Please use this identifier to cite or link to this item: http://hdl.handle.net/2440/110503
Citations
Scopus Web of Science® Altmetric
?
?
Type: Journal article
Title: Disrupted epithelial/macrophage crosstalk via Spinster homologue 2-mediated S1P signaling may drive defective macrophage phagocytic function in COPD
Author: Tran, H.
Jersmann, H.
Truong, T.
Hamon, R.
Roscioli, E.
Ween, M.
Pitman, M.
Pitson, S.
Hodge, G.
Reynolds, P.
Hodge, S.
Citation: PLoS ONE, 2017; 12(11):e0179577-1-e0179577-14
Publisher: PLOS - Public Library of Science
Issue Date: 2017
ISSN: 1932-6203
1932-6203
Statement of
Responsibility: 
Hai B. Tran, Hubertus Jersmann, Tung Thanh Truong, Rhys Hamon, Eugene Roscioli, Miranda Ween, Melissa R. Pitman, Stuart M. Pitson, Greg Hodge, Paul N. Reynolds, Sandra Hodge
Abstract: Introduction: We have previously established a link between impaired phagocytic capacity and deregulated S1P signaling in alveolar macrophages from COPD subjects. We hypothesize that this defect may include a disruption of epithelial-macrophage crosstalk via Spns2-mediated intercellular S1P signaling. Methods: Primary alveolar macrophages and bronchial epithelial cells from COPD subjects and controls, cell lines, and a mouse model of chronic cigarette smoke exposure were studied. Cells were exposed to 10% cigarette smoke extract, or vehicle control. Spns2 expression and subcellular localization was studied by immunofluorescence, confocal microscopy and RT-PCR. Phagocytosis was assessed by flow-cytometry. Levels of intra- and extracellular S1P were measured by S1P [3H]-labeling. Results: Spns2 expression was significantly increased (p<0.05) in alveolar macrophages from current-smokers/COPD patients (n = 5) compared to healthy nonsmokers (n = 8) and non-smoker lung transplant patients (n = 4). Consistent with this finding, cigarette smoke induced a significant increase in Spns2 expression in both human alveolar and THP-1 macrophages.
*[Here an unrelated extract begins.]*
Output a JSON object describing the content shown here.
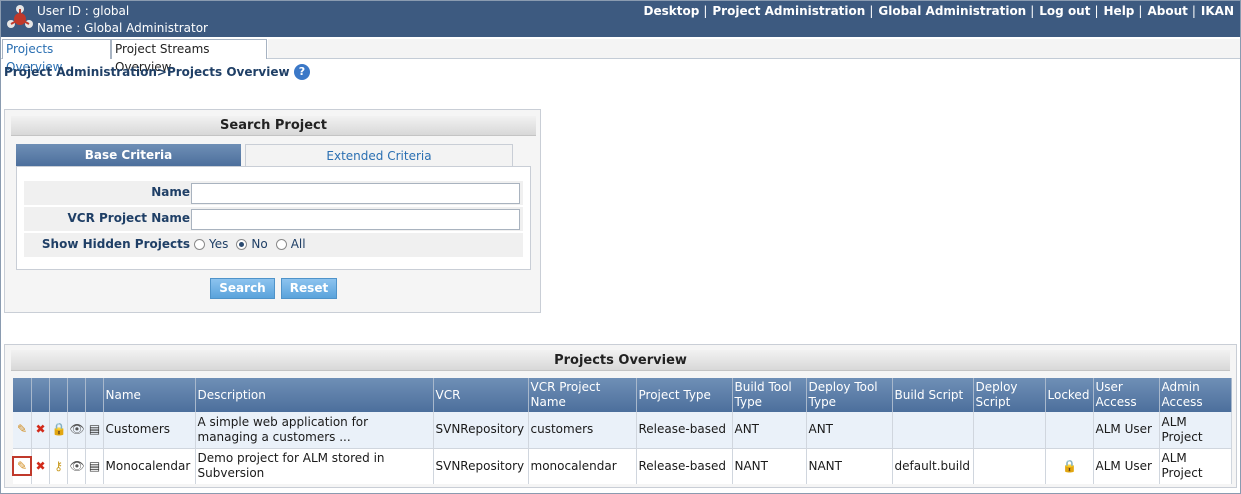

In contrast, a remarkable Spns2 down-regulation was noted in response to cigarette smoke in 16HBE14o- cell line (p<0.001 in 3 experiments), primary nasal epithelial cells (p<0.01 in 2 experiments), and in smoke-exposed mice (p<0.001, n = 6 animals per group). Spns2 was localized to cilia in primary bronchial epithelial cells. In both macrophage and epithelial cell types, Spns2 was also found localized to cytoplasm and the nucleus, in line with a predicted bipartile Nuclear Localization Signal at the position aa282 of the human Spns2 sequence. In smoke-exposed mice, alveolar macrophage phagocytic function positively correlated with Spns2 protein expression in bronchial epithelial cells. Conclusion: Our data suggest that the epithelium may be the major source for extracellular S1P in the airway and that there is a possible disruption of epithelial/macrophage cross talk via Spns2-mediated S1P signaling in COPD and in response to cigarette smoke exposure.
Keywords: Epithelial Cells
Rights: © 2017 Tran et al. This is an open access article distributed under the terms of the Creative Commons Attribution License, which permits unrestricted use, distribution, and reproduction in any medium, provided the original author and source are credited.
RMID: 0030077129
DOI: 10.1371/journal.pone.0179577
Grant ID: http://purl.org/au-research/grants/nhmrc/1044414
Appears in Collections:Medicine publications

Files in This Item:
File Description SizeFormat 
hdl_110503.pdfPublished version15.55 MBAdobe PDFView/Open


Items in DSpace are protected by copyright, with all rights reserved, unless otherwise indicated.